Page and application data records
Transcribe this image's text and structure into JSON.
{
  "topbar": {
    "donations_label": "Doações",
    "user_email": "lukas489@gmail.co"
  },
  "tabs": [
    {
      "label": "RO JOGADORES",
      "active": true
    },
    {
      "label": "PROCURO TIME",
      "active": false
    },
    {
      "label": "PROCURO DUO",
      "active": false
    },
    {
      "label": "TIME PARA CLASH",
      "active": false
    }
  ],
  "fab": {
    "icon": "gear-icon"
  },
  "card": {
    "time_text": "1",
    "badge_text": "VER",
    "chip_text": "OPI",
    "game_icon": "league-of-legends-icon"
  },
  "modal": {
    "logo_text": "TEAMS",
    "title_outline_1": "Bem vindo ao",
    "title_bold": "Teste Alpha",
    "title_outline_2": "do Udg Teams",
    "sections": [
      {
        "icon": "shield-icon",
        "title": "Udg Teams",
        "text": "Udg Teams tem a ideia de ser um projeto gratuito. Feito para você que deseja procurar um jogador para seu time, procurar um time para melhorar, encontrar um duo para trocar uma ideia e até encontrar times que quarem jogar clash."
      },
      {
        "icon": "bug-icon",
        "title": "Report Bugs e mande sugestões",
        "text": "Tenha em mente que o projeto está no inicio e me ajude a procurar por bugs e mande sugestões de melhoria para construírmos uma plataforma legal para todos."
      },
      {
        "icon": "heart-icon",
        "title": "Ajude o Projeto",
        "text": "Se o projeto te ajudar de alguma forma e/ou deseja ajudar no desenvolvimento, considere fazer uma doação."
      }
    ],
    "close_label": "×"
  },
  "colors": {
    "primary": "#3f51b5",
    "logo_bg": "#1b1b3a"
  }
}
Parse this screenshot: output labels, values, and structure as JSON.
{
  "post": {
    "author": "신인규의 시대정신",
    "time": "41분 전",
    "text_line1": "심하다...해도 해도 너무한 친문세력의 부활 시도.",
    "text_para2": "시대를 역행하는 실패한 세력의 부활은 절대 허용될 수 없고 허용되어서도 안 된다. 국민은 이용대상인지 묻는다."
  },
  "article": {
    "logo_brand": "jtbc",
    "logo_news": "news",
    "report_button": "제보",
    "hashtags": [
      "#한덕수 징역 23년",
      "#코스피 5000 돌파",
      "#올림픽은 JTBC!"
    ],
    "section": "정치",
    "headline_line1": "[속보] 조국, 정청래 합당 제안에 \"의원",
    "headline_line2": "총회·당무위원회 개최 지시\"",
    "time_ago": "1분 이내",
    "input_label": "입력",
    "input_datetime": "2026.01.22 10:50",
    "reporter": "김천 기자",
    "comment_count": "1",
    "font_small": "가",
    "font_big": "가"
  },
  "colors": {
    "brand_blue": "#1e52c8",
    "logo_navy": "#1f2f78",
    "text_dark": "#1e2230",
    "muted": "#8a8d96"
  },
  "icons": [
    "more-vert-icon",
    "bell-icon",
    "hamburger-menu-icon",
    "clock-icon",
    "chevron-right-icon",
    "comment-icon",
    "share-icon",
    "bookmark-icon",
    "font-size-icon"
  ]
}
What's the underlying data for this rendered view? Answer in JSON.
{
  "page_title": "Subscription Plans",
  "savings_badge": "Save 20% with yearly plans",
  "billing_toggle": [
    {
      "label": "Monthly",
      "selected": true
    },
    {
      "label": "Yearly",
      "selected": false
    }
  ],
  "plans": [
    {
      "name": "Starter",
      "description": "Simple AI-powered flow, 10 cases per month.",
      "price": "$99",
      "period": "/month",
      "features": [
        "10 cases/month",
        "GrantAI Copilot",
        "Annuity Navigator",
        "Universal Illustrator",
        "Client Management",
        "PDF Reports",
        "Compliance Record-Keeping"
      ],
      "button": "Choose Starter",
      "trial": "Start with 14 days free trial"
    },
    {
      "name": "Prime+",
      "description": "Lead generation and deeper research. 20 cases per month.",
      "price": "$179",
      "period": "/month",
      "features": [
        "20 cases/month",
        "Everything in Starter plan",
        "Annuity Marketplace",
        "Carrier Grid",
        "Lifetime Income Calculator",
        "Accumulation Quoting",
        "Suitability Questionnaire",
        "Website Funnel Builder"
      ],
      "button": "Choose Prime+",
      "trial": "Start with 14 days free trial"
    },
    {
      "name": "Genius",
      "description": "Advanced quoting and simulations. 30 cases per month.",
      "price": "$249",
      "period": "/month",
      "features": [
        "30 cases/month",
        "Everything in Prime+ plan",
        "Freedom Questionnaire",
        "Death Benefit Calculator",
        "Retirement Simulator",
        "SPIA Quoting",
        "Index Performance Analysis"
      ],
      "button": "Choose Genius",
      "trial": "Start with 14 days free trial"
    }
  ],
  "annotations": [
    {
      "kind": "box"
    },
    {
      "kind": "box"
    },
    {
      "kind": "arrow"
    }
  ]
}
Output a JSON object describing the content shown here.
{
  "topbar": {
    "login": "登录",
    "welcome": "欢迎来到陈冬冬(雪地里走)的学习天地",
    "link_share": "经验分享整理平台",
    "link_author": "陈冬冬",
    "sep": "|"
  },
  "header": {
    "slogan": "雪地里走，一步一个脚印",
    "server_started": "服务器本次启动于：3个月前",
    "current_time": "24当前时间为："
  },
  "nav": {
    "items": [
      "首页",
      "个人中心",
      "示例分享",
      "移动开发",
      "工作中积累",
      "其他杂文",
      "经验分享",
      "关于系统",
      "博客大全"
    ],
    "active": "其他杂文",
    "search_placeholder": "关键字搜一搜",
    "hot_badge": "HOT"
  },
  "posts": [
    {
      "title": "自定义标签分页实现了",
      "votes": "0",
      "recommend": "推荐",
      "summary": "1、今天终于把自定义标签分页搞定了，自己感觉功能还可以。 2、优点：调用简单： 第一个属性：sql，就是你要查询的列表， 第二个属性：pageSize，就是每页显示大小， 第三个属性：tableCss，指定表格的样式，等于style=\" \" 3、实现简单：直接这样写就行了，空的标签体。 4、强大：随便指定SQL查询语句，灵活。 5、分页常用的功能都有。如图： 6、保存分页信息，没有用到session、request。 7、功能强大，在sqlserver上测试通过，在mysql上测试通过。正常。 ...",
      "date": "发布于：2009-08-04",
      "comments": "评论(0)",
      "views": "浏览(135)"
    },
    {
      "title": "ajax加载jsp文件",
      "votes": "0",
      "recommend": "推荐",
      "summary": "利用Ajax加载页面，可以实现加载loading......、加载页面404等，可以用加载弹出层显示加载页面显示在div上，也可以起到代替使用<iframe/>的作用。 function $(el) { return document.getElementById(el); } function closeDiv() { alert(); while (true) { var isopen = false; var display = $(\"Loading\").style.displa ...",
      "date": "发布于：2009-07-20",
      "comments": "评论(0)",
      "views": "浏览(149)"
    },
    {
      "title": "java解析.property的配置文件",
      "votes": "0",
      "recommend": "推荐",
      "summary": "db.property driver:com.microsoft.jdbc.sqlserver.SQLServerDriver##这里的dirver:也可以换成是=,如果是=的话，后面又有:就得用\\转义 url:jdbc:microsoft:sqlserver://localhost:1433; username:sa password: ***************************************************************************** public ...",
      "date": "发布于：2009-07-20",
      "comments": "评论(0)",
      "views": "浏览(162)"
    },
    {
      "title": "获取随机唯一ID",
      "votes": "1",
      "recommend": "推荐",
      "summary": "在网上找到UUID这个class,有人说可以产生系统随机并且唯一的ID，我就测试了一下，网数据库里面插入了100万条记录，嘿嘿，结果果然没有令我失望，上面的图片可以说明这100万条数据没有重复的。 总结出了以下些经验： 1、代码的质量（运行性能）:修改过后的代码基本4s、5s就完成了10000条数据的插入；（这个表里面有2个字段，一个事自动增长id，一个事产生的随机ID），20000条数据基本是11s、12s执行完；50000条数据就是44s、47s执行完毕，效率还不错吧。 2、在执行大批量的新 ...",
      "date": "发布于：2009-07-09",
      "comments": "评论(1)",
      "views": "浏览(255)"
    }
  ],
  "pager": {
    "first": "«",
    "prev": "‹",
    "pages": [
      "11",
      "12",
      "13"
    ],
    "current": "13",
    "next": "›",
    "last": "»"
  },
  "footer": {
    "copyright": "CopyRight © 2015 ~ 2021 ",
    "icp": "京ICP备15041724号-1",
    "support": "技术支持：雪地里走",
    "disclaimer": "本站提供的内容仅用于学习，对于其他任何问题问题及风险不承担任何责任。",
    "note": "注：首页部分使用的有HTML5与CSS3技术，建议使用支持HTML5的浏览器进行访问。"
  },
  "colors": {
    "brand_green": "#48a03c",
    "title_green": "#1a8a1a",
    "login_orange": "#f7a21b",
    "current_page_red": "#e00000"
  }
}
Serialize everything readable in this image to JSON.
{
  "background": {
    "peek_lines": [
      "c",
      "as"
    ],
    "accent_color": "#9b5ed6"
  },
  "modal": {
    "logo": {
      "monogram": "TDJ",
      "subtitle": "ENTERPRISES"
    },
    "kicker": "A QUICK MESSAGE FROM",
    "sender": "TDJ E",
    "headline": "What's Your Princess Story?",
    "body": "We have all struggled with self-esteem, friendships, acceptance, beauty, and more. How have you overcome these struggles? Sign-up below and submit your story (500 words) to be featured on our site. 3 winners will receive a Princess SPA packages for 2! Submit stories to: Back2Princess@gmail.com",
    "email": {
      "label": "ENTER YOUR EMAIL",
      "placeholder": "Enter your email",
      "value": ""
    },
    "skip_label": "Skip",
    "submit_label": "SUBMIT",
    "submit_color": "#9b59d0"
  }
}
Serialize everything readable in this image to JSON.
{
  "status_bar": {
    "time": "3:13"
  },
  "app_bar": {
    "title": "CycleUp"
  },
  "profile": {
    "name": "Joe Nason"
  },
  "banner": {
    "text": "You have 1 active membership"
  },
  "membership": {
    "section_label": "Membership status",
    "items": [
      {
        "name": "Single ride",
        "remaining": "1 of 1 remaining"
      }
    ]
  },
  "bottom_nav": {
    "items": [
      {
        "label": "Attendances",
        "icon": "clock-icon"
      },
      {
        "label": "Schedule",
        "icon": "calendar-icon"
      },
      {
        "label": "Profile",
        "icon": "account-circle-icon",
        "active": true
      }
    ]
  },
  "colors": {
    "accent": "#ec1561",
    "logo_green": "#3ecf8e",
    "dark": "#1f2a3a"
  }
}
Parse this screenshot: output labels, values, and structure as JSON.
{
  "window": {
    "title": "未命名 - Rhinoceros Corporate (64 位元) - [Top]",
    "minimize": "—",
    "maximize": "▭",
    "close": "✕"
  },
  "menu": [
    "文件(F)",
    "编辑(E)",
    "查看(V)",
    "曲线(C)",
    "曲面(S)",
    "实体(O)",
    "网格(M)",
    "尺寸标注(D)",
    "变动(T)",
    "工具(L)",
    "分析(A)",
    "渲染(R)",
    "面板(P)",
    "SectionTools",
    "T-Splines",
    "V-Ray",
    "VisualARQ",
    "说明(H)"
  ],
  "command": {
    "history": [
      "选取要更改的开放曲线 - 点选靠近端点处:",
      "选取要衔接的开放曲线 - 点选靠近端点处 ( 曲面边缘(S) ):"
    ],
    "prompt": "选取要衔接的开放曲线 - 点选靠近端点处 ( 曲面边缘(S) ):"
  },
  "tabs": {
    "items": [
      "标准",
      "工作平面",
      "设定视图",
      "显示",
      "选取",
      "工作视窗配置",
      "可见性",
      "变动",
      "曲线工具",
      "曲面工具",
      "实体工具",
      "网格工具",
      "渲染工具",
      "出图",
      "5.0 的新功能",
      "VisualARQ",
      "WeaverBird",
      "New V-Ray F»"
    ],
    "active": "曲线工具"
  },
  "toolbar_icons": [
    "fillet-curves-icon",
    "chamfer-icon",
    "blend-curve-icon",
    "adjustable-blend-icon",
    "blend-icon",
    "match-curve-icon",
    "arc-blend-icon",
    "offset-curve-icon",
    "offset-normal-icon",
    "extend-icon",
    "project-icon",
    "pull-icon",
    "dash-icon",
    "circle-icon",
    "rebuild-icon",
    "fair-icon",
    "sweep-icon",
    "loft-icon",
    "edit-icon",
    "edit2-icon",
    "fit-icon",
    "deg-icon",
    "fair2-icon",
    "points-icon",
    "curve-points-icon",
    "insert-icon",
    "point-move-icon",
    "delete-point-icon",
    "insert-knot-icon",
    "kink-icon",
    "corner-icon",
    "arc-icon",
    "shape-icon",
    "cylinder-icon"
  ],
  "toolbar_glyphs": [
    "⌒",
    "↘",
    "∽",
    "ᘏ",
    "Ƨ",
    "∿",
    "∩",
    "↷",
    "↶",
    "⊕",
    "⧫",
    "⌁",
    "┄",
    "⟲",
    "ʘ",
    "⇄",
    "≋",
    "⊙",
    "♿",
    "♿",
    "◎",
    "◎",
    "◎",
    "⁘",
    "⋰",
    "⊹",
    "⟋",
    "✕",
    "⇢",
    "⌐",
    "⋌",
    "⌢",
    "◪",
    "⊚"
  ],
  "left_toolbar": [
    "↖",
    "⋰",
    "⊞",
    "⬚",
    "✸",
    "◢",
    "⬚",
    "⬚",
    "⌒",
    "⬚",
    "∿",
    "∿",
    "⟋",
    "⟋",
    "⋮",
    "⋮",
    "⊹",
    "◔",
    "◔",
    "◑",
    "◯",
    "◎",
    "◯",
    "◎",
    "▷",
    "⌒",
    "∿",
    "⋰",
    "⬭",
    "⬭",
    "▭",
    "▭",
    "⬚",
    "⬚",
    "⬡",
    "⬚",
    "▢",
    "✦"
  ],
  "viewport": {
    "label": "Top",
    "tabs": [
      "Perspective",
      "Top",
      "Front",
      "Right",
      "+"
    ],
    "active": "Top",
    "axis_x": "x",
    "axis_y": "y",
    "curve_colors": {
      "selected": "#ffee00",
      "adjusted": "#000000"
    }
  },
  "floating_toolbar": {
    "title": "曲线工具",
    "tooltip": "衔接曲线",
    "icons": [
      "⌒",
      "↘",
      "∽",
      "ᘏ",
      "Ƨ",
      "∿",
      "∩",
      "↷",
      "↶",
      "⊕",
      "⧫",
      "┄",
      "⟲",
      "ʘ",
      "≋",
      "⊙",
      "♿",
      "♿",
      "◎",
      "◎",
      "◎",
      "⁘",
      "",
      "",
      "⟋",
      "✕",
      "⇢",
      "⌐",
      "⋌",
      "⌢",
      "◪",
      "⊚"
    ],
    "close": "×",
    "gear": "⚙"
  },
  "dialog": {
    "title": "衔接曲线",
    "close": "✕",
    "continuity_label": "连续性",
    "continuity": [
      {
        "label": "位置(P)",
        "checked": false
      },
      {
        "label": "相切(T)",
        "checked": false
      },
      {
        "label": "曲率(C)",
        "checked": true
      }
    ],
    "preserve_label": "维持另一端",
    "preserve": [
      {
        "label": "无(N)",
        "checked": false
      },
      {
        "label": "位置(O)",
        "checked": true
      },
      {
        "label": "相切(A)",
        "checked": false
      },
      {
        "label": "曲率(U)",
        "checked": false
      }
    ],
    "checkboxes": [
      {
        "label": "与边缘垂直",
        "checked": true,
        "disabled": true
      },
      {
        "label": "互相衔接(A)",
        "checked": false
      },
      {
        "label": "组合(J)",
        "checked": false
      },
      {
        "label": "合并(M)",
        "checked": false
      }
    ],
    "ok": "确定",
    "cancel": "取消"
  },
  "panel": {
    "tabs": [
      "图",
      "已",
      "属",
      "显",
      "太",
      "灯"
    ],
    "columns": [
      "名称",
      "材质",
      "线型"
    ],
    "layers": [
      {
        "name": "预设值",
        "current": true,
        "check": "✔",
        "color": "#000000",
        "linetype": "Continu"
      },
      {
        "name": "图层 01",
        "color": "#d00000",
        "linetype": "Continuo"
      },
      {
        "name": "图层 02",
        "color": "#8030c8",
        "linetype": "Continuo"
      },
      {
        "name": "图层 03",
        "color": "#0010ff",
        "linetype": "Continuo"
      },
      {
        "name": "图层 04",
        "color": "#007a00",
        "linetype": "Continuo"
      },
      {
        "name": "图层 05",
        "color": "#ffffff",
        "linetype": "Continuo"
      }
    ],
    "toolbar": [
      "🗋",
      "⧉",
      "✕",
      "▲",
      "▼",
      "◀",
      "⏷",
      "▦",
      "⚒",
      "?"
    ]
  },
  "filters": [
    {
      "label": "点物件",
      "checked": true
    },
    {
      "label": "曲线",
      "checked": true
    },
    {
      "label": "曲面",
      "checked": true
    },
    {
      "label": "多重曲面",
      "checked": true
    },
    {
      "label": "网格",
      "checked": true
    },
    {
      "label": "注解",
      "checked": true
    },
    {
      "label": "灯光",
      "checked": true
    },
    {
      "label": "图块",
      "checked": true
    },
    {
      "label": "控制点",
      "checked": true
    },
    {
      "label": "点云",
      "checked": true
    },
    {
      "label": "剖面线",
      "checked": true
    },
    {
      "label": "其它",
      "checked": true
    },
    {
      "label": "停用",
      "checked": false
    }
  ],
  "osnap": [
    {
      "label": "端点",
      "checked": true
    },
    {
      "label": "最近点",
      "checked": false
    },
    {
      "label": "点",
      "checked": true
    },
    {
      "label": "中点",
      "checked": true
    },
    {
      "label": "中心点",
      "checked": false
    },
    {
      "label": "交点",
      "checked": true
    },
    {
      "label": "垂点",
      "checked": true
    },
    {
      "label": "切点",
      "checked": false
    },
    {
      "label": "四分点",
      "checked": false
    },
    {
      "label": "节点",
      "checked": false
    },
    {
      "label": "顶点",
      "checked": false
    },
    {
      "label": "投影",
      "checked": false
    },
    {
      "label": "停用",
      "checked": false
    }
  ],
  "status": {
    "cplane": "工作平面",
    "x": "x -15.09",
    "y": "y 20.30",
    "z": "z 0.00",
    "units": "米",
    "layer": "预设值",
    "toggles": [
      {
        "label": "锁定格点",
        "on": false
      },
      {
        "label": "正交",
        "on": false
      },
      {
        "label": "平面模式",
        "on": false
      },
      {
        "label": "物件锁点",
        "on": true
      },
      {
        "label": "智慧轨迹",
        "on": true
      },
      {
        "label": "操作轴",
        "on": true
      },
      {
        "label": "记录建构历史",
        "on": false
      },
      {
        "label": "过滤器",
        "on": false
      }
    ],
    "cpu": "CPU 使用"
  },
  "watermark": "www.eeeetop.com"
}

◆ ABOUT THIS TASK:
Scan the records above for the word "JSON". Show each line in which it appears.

◆ OUTPUT BELOW:
Transcribe this image's text and structure into JSON.
Parse this screenshot: output labels, values, and structure as JSON.
What's the underlying data for this rendered view? Answer in JSON.
Output a JSON object describing the content shown here.
Serialize everything readable in this image to JSON.
Serialize everything readable in this image to JSON.
Parse this screenshot: output labels, values, and structure as JSON.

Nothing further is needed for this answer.